As the film opens, a beautifully animated pre-credit sequence relays the tale how a gypsy and aristocrat’s non-consensual encounter lead to the beginnings of the werewolf curse in the town of Arga. The film follows Tomas, a small-time writer with big aspirations, played by the dynamic Gorka Otxoa. He decides to take residency in his old family home in Arga in hopes that it will inspire his latest work. The idea to go is not his alone since his uncle Evaristo (Manuel Manquina) invited him as a local celebrity the town wanted to pay tribute to at an upcoming festival. Clearly Tomas is thrilled and with his adorable dog by his side he heads out while ignoring his grandmother’s warning. He is soon greeted by his old friend Calisto (Carlos Areces) who never left the village but is distanced from the rest of the town’s folk.
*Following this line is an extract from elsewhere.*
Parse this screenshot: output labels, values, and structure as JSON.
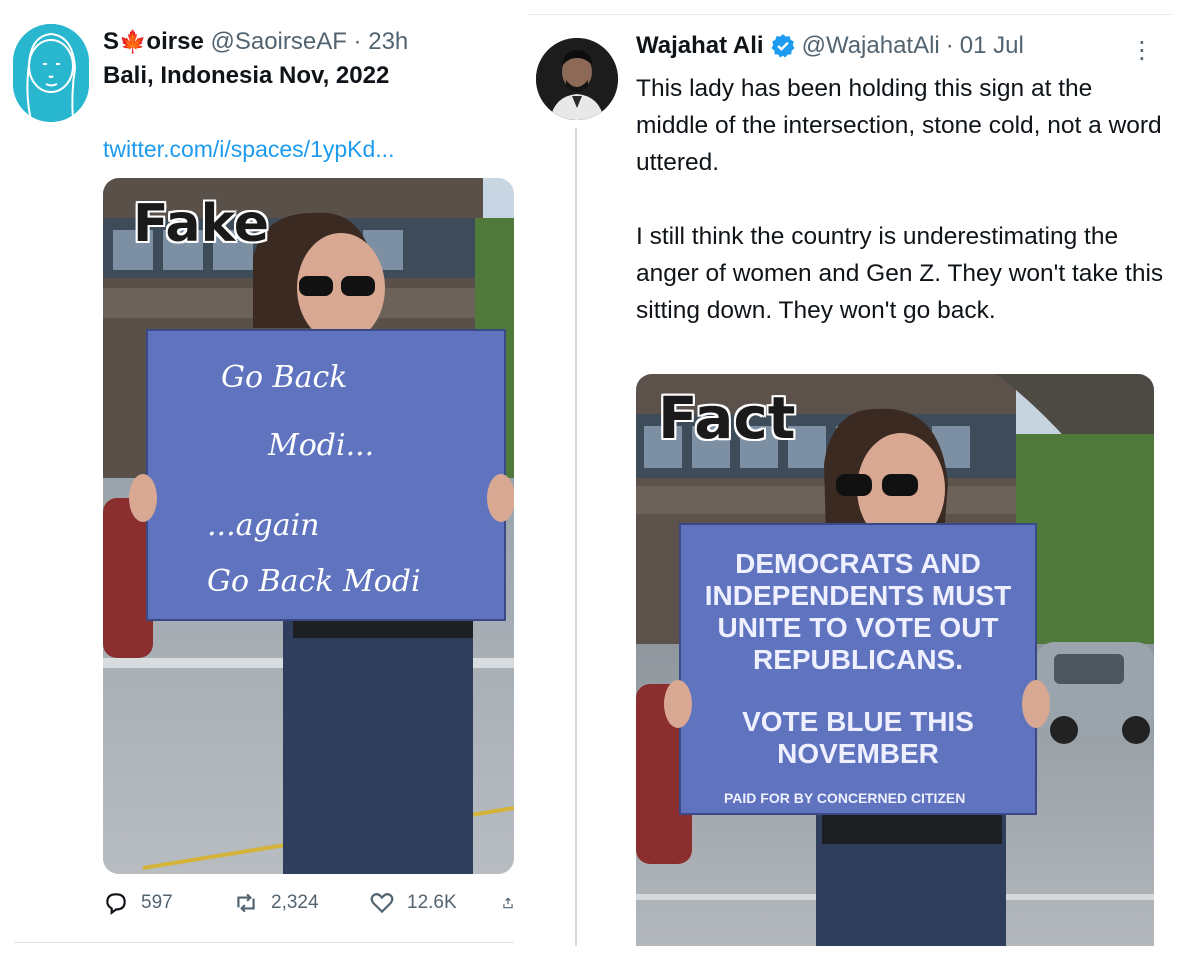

Almost immediately upon arrival, something seems amiss. Tomas’ sleazy agent shows up in Arga to join Tomas on his “vacation” and things quickly fall apart. Uncle Evaristo is at first happy to see Tomas, but that all goes to shit when he and the some of the villagers tie up the three pals and throw them into a pit. As the story of the myth declares, in order for the curse to be broken, the werewolf must eat Tomas.
Nothing new is at present in Game of Werewolves, but the content is handled with a careful tongue-in-cheek attitude. The werewolf’s big reveal is a nod to werewolves of cinemas past—particularly An American Werewolf in London. Moreno as well made it no secret that all the effects were done without computer technology. You can tell that the director is a fan of monster movies because the film is packed with awesome werewolf action sequences. Once the curse is un-broken, everyone in the town turns into giant, super-strong, were-people. Their stunts are outstanding and the ammunition does not just relay on silver bullets. It is refreshing, to say the least, to see these monsters in punching brawls.
The humor of the film too could be seen as a gesture towards werewolves of the silver screen’s past. While the film retains serious moments of uneasiness and suspense, the heart of the film is meant for the viewer to have a good time. The ending of the movie also holds true to it’s roots with a nice twist. Ultimately, the movie is suitable for fans of the genre old and new alike; older fan boys get a chance to re-live some great monster moments, while newbies get a taste of what real monsters are made of. Everyone wins, and enjoys some great laughs along the way.
Game of Werewolves (2011)